The Supreme Court of Canada disallowed Ms. Symes, a self-employed woman, from claiming her childcare expenses as a business deduction for income tax purposes. The decision followed traditional tax analysis, which characterizes childcare expenses as personal expenses.
The Women’s Court takes a different view. Tax policy must take account of background social context. That context shows that women have suffered, and continue to suffer, social and economic inequities in their paid and unpaid work. The traditional tax treatment of childcare expenses is based on outdated cultural norms that privilege a conception of working life adapted to the needs of businessmen.
Law v. Canada
Law v. Canada uncovers the gender issues in a judgment originally decided on other grounds. Ms. Law challenged the fact that the Canada Pension Plan treats the surviving spouse of a deceased contributor differently depending on age, refusing benefits to those under 35 with no dependents.
In upholding this age exclusion, the Supreme Court failed to consider the complete picture of the program and its effects. Since most surviving spouses in all age groups are women, denying any assistance to those under a certain age affects mainly women.
In the opinion of the Women’s Court, treating women the same as men represented a misapplication of equality principles. It failed to take into account that couples tend to make life decisions that financially disadvantage the female partner. And it ignored the continuing reality that women still face more obstacles in the work arena.
Eaton v. Brant County Board of Education
Does it violate a child’s equality rights when a Special Education Tribunal confirms the placement of a disabled child in a special education class against the wishes of her parents?
The Supreme Court ruled that the Board of Education’s removal of the child from an integrated classroom was in her best interests.
In contrast, the Women’s Court of Canada finds that the “best interests” defense is not consistent with equality. In rejecting the presumption that Emily Eaton had a right to be educated in an integrated classroom, with the assistance she needed in that setting, the Supreme Court showed more concern for the interests of able-bodied children than those with disabilities.
Gosselin v. Quebec
Gosselin v. Quebec deals with an arbitrary age rule that placed citizens at risk of poverty. In the 1980s the Government of Quebec cut the welfare rate of those under 30 to 170 dollars a month. This was about a third of the amount deemed necessary to meet the basic costs of food and shelter.
The Supreme Court of Canada accepted the argument that young people could be treated differently because their circumstances were different.
The Women’s Court of Canada found that the policy’s distinction between under-30 welfare recipients and over-30 welfare recipients had nothing to do with differing needs or circumstances, but rather was based on negative stereotypes.
Newfoundland Treasury Board v. NAPE
The NAPE case is ultimately about money, and asks: is it fair to fight a deficit on the backs of women workers?

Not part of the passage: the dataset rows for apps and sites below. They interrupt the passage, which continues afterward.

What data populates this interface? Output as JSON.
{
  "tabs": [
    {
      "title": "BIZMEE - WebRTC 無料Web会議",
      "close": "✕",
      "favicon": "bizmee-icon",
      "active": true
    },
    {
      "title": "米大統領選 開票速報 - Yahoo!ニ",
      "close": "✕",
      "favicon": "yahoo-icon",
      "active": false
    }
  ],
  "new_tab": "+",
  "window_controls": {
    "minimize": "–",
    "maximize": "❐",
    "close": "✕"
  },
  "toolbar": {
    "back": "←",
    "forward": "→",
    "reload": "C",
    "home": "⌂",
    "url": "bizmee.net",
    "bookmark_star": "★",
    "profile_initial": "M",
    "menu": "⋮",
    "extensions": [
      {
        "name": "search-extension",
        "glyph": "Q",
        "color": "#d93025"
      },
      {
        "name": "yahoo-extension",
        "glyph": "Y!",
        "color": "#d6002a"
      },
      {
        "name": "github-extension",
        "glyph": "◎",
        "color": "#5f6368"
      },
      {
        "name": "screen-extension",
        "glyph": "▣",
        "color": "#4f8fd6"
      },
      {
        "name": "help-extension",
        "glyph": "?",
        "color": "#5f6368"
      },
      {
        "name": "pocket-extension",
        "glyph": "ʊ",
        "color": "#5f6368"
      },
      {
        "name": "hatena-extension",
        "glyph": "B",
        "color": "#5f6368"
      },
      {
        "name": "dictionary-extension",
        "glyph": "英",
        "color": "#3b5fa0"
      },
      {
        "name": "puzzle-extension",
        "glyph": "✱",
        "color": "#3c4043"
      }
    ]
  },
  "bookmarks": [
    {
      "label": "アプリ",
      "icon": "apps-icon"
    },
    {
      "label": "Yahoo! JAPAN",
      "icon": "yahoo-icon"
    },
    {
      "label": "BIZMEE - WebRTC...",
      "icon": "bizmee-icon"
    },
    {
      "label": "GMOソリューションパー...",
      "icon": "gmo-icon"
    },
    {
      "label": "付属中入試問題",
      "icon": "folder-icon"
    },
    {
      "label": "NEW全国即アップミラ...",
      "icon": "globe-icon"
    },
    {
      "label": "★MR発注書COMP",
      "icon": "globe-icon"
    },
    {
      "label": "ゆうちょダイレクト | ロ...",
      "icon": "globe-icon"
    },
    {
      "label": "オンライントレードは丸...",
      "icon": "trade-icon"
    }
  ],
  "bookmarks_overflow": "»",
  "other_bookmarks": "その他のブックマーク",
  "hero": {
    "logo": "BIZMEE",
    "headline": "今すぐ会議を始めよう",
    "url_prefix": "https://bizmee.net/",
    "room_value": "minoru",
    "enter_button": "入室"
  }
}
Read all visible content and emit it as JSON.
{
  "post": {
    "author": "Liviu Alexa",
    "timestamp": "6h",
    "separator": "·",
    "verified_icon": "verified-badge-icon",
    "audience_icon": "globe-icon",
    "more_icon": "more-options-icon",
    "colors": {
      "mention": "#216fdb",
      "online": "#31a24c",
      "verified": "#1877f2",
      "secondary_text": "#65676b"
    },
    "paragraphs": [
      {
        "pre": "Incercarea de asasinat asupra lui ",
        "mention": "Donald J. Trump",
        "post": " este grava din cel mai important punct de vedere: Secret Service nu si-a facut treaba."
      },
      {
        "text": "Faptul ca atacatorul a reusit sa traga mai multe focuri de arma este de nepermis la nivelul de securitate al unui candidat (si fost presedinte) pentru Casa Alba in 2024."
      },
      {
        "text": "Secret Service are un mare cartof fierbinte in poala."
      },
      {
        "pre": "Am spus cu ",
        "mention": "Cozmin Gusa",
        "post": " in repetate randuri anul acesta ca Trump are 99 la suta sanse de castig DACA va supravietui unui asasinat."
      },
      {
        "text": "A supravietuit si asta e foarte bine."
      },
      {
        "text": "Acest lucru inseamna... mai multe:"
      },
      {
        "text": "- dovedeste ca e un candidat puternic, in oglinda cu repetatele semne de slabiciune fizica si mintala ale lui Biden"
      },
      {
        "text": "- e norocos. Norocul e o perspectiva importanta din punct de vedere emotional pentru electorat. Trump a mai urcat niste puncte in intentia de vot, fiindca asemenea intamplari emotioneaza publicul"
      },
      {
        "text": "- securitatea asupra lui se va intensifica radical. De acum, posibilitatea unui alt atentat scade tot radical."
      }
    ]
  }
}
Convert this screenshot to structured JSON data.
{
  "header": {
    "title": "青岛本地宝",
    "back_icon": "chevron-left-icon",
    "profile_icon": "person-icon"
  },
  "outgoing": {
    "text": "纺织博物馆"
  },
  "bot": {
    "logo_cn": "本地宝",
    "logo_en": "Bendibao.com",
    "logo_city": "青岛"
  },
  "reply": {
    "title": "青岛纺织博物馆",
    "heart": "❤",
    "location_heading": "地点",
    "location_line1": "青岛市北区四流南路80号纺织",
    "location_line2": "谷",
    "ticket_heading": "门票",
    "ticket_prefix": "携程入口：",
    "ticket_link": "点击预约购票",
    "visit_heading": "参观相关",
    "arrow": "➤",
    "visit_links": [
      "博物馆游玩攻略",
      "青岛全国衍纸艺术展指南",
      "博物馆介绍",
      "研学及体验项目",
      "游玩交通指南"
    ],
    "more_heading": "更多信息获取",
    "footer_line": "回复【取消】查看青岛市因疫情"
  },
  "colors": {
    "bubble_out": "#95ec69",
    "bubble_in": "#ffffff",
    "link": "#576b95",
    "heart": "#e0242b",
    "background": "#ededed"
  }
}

In 1991, the government of Newfoundland and Labrador reneged on a pay equity agreement with women workers. The excuse was that the province faced a severe deficit.
The Supreme Court of Canada found that, ordinarily, budgetary considerations alone would not permit governments to violate equality rights. However, the Court went on to treat extraordinary cases of “fiscal crisis” as an exception.
The Women’s Court of Canada decision challenges this reasoning, from the general principle about monetary costs as a justification for rights violations to the very existence of a crisis and the assertion that alternatives were unavailable.
Native Women’s Association of Canada v. Canada
In Native Women’s Assn of Canada v. Canada, the Supreme Court of Canada upheld the federal government’s decision to exclude the Native Women’s Association of Canada (NWAC) from constitutional negotiations concerning the Aboriginal right to self-governance.
The Women’s Court of Canada decision finds that in the context of political representation, Aboriginal women’s equal right to speak requires that they not be compelled to do so through men or bargain with male dominated organizations, from a position of unequal power, for the expression of their concerns.